“We have worked our temp operators non-stop since the middle of December. From that period until last Friday we had a night crew working also, and there were only 3 weekends since December that they had off, so they had been working 50 hours, 60 hours and now the last 2 weeks, 70 hours.”
The city is hoping to cover some of its costs with state funds made available through a disaster declaration issued by the governor following Christmas New Years’ time frame storms.
Meanwhile, the warm weather is also beginning to deteriorate river ice. During a weekly break up teleconference for the Yukon River region Monday, National Weather Service hydrologist Ed Plumb pointed to areas of open water, and water on ice on the Tanana River and smaller drainages.
“Especially between like Delta and almost down to Fairbanks,” said Plumb.
Plumb says the Weather Service continues to look at the possibility of a dynamic break up conducive to ice jam flooding, given the recent transition from what had been cooler than normal temperatures.
“We switched to this sort of warmer than normal pattern over much of the area.”
Plum says the upper Yukon River in Canada remains solid and snow covered but downstream, Eagle area resident Andy Bassich reported a layer of water between the snow and underlying ice, adding that drilling holes in the ice revealed changing conditions.
“Last week at this time the ice was very hard, when I was drilling today the ice was feeling much softer and in fact the second hole that I drilled where the ice was deeper, the ice felt extremely soft, so that candling effect is starting to happen.”
Bassich says conditions appear much different than in years when there was ice jam flooding.
“In 2009 around this time when we had the bad flooding, I had to put extensions on my auger and in one place I never even got through the ice with an extension, so I feel pretty good seeing that the ice is staring to soften up, and I feel pretty good that we are only at 27 to 30 inches of ice right now, so I think when the ice moves through here it’s going to break up ok.”
Looking across the broader region, it’s hard to forecast whether rivers will break up or mush out according to Alaska Division of Homeland Security and Emergency Management spokesperson Jeremy Zidek.
“In 2012 we had an above average flood potential with very little flooding, but in 2013 we had an above average flood potential with flooding all across the state, Galena being the hardest hit so, the above average flood potential doesn’t mean for certain that we are going to flood, but it really raises our level of concern at the state’s emergency management agency.”
Zidek urges river community residents to err on the safe side and be prepared for the worst.

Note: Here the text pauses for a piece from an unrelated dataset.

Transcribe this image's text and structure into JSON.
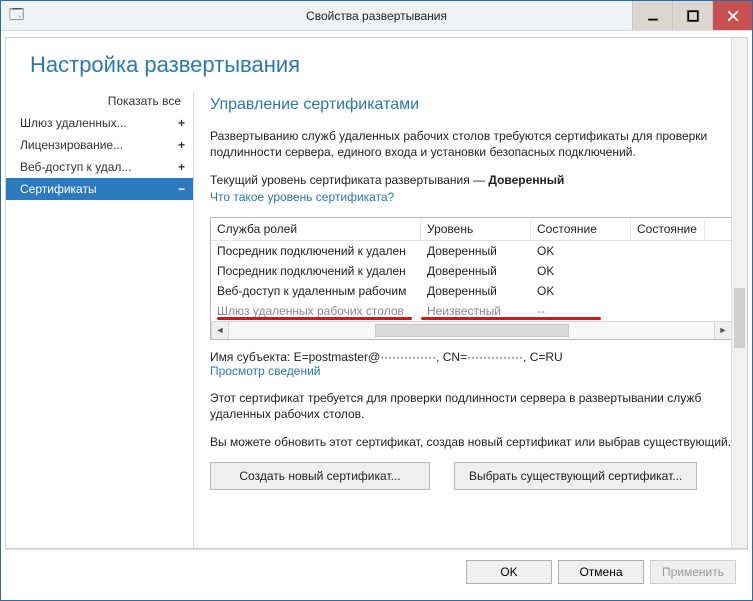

“So any steps that people can take right now, even if that’s just filling up a couple water containers or taking some critical documents and gathering them together can really make the world of difference when that disaster event occurs.”
Alaska’s annual river watch program, which includes overflights and visits to remote communities, is scheduled to begin along the upper Yukon River next week